:: TASK GOAL ::
Below are records to write out again, exactly as they read.

┌─ RECORDS TO USE

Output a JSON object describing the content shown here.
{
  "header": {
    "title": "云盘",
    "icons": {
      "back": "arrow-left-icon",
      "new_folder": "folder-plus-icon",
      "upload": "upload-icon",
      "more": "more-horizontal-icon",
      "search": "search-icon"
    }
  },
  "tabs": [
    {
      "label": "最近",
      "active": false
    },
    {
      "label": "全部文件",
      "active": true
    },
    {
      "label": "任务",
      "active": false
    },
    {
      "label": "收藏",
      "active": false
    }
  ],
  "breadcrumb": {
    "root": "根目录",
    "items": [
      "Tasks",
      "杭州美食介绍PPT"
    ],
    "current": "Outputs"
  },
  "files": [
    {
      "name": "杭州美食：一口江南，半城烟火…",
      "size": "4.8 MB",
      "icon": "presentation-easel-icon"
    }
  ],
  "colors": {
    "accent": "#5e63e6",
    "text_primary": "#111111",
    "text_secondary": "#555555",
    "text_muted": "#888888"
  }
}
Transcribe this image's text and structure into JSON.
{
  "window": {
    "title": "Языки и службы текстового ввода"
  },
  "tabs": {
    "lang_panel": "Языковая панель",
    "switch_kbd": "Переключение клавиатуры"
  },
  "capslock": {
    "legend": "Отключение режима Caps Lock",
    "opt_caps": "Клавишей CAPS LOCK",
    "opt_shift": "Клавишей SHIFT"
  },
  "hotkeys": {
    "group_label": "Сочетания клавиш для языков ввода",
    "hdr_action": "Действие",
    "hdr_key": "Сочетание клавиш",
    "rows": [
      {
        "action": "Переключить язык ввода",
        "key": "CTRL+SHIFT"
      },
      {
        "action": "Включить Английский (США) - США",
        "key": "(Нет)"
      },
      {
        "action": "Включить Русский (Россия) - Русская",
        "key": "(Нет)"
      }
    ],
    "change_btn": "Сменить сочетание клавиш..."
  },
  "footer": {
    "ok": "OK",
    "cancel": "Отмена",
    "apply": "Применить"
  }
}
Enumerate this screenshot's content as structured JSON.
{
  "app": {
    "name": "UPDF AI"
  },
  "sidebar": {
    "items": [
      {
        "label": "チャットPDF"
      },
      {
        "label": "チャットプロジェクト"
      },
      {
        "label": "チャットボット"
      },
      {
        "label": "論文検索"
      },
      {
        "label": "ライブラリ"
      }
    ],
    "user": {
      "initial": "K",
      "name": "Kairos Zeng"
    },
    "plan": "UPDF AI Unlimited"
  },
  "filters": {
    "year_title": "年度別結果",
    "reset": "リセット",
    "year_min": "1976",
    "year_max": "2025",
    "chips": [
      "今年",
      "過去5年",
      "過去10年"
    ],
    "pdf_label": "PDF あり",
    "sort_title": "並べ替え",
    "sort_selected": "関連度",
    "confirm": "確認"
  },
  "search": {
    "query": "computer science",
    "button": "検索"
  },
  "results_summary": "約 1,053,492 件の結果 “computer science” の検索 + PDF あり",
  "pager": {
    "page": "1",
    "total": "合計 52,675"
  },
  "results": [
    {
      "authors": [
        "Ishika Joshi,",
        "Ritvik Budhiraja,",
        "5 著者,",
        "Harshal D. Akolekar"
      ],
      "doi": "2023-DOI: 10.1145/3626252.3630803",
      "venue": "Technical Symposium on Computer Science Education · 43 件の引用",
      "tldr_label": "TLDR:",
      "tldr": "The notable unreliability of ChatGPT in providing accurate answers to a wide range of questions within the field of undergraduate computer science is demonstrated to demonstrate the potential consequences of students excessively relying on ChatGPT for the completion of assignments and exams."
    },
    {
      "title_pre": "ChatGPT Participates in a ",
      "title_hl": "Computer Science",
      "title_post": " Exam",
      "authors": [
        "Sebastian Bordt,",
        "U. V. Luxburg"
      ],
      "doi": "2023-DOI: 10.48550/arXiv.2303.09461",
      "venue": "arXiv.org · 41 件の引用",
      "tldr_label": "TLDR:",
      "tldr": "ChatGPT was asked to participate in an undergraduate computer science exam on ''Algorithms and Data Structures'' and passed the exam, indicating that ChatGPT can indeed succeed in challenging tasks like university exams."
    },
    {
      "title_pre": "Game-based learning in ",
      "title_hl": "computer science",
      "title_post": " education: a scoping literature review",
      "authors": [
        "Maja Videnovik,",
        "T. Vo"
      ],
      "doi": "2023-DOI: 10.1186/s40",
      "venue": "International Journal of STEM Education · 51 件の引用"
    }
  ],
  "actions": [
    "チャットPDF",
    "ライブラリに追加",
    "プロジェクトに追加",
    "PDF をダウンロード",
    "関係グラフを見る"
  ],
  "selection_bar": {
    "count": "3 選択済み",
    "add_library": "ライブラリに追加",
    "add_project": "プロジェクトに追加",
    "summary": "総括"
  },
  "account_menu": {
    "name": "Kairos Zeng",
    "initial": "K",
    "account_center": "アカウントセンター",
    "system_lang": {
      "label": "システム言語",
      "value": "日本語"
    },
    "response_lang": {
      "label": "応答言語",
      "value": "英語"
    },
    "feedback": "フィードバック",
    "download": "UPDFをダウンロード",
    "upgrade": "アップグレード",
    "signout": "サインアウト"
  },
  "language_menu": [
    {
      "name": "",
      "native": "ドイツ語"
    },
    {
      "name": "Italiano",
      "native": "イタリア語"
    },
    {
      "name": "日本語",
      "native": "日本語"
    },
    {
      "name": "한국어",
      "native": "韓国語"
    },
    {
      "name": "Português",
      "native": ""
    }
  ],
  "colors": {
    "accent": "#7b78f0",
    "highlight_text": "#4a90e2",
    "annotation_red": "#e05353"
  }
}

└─

:: RESPONSE AREA ::
Output a JSON object describing the content shown here.
{
  "header": {
    "title": "云盘",
    "icons": {
      "back": "arrow-left-icon",
      "new_folder": "folder-plus-icon",
      "upload": "upload-icon",
      "more": "more-horizontal-icon",
      "search": "search-icon"
    }
  },
  "tabs": [
    {
      "label": "最近",
      "active": false
    },
    {
      "label": "全部文件",
      "active": true
    },
    {
      "label": "任务",
      "active": false
    },
    {
      "label": "收藏",
      "active": false
    }
  ],
  "breadcrumb": {
    "root": "根目录",
    "items": [
      "Tasks",
      "杭州美食介绍PPT"
    ],
    "current": "Outputs"
  },
  "files": [
    {
      "name": "杭州美食：一口江南，半城烟火…",
      "size": "4.8 MB",
      "icon": "presentation-easel-icon"
    }
  ],
  "colors": {
    "accent": "#5e63e6",
    "text_primary": "#111111",
    "text_secondary": "#555555",
    "text_muted": "#888888"
  }
}
Transcribe this image's text and structure into JSON.
{
  "window": {
    "title": "Языки и службы текстового ввода"
  },
  "tabs": {
    "lang_panel": "Языковая панель",
    "switch_kbd": "Переключение клавиатуры"
  },
  "capslock": {
    "legend": "Отключение режима Caps Lock",
    "opt_caps": "Клавишей CAPS LOCK",
    "opt_shift": "Клавишей SHIFT"
  },
  "hotkeys": {
    "group_label": "Сочетания клавиш для языков ввода",
    "hdr_action": "Действие",
    "hdr_key": "Сочетание клавиш",
    "rows": [
      {
        "action": "Переключить язык ввода",
        "key": "CTRL+SHIFT"
      },
      {
        "action": "Включить Английский (США) - США",
        "key": "(Нет)"
      },
      {
        "action": "Включить Русский (Россия) - Русская",
        "key": "(Нет)"
      }
    ],
    "change_btn": "Сменить сочетание клавиш..."
  },
  "footer": {
    "ok": "OK",
    "cancel": "Отмена",
    "apply": "Применить"
  }
}
Enumerate this screenshot's content as structured JSON.
{
  "app": {
    "name": "UPDF AI"
  },
  "sidebar": {
    "items": [
      {
        "label": "チャットPDF"
      },
      {
        "label": "チャットプロジェクト"
      },
      {
        "label": "チャットボット"
      },
      {
        "label": "論文検索"
      },
      {
        "label": "ライブラリ"
      }
    ],
    "user": {
      "initial": "K",
      "name": "Kairos Zeng"
    },
    "plan": "UPDF AI Unlimited"
  },
  "filters": {
    "year_title": "年度別結果",
    "reset": "リセット",
    "year_min": "1976",
    "year_max": "2025",
    "chips": [
      "今年",
      "過去5年",
      "過去10年"
    ],
    "pdf_label": "PDF あり",
    "sort_title": "並べ替え",
    "sort_selected": "関連度",
    "confirm": "確認"
  },
  "search": {
    "query": "computer science",
    "button": "検索"
  },
  "results_summary": "約 1,053,492 件の結果 “computer science” の検索 + PDF あり",
  "pager": {
    "page": "1",
    "total": "合計 52,675"
  },
  "results": [
    {
      "authors": [
        "Ishika Joshi,",
        "Ritvik Budhiraja,",
        "5 著者,",
        "Harshal D. Akolekar"
      ],
      "doi": "2023-DOI: 10.1145/3626252.3630803",
      "venue": "Technical Symposium on Computer Science Education · 43 件の引用",
      "tldr_label": "TLDR:",
      "tldr": "The notable unreliability of ChatGPT in providing accurate answers to a wide range of questions within the field of undergraduate computer science is demonstrated to demonstrate the potential consequences of students excessively relying on ChatGPT for the completion of assignments and exams."
    },
    {
      "title_pre": "ChatGPT Participates in a ",
      "title_hl": "Computer Science",
      "title_post": " Exam",
      "authors": [
        "Sebastian Bordt,",
        "U. V. Luxburg"
      ],
      "doi": "2023-DOI: 10.48550/arXiv.2303.09461",
      "venue": "arXiv.org · 41 件の引用",
      "tldr_label": "TLDR:",
      "tldr": "ChatGPT was asked to participate in an undergraduate computer science exam on ''Algorithms and Data Structures'' and passed the exam, indicating that ChatGPT can indeed succeed in challenging tasks like university exams."
    },
    {
      "title_pre": "Game-based learning in ",
      "title_hl": "computer science",
      "title_post": " education: a scoping literature review",
      "authors": [
        "Maja Videnovik,",
        "T. Vo"
      ],
      "doi": "2023-DOI: 10.1186/s40",
      "venue": "International Journal of STEM Education · 51 件の引用"
    }
  ],
  "actions": [
    "チャットPDF",
    "ライブラリに追加",
    "プロジェクトに追加",
    "PDF をダウンロード",
    "関係グラフを見る"
  ],
  "selection_bar": {
    "count": "3 選択済み",
    "add_library": "ライブラリに追加",
    "add_project": "プロジェクトに追加",
    "summary": "総括"
  },
  "account_menu": {
    "name": "Kairos Zeng",
    "initial": "K",
    "account_center": "アカウントセンター",
    "system_lang": {
      "label": "システム言語",
      "value": "日本語"
    },
    "response_lang": {
      "label": "応答言語",
      "value": "英語"
    },
    "feedback": "フィードバック",
    "download": "UPDFをダウンロード",
    "upgrade": "アップグレード",
    "signout": "サインアウト"
  },
  "language_menu": [
    {
      "name": "",
      "native": "ドイツ語"
    },
    {
      "name": "Italiano",
      "native": "イタリア語"
    },
    {
      "name": "日本語",
      "native": "日本語"
    },
    {
      "name": "한국어",
      "native": "韓国語"
    },
    {
      "name": "Português",
      "native": ""
    }
  ],
  "colors": {
    "accent": "#7b78f0",
    "highlight_text": "#4a90e2",
    "annotation_red": "#e05353"
  }
}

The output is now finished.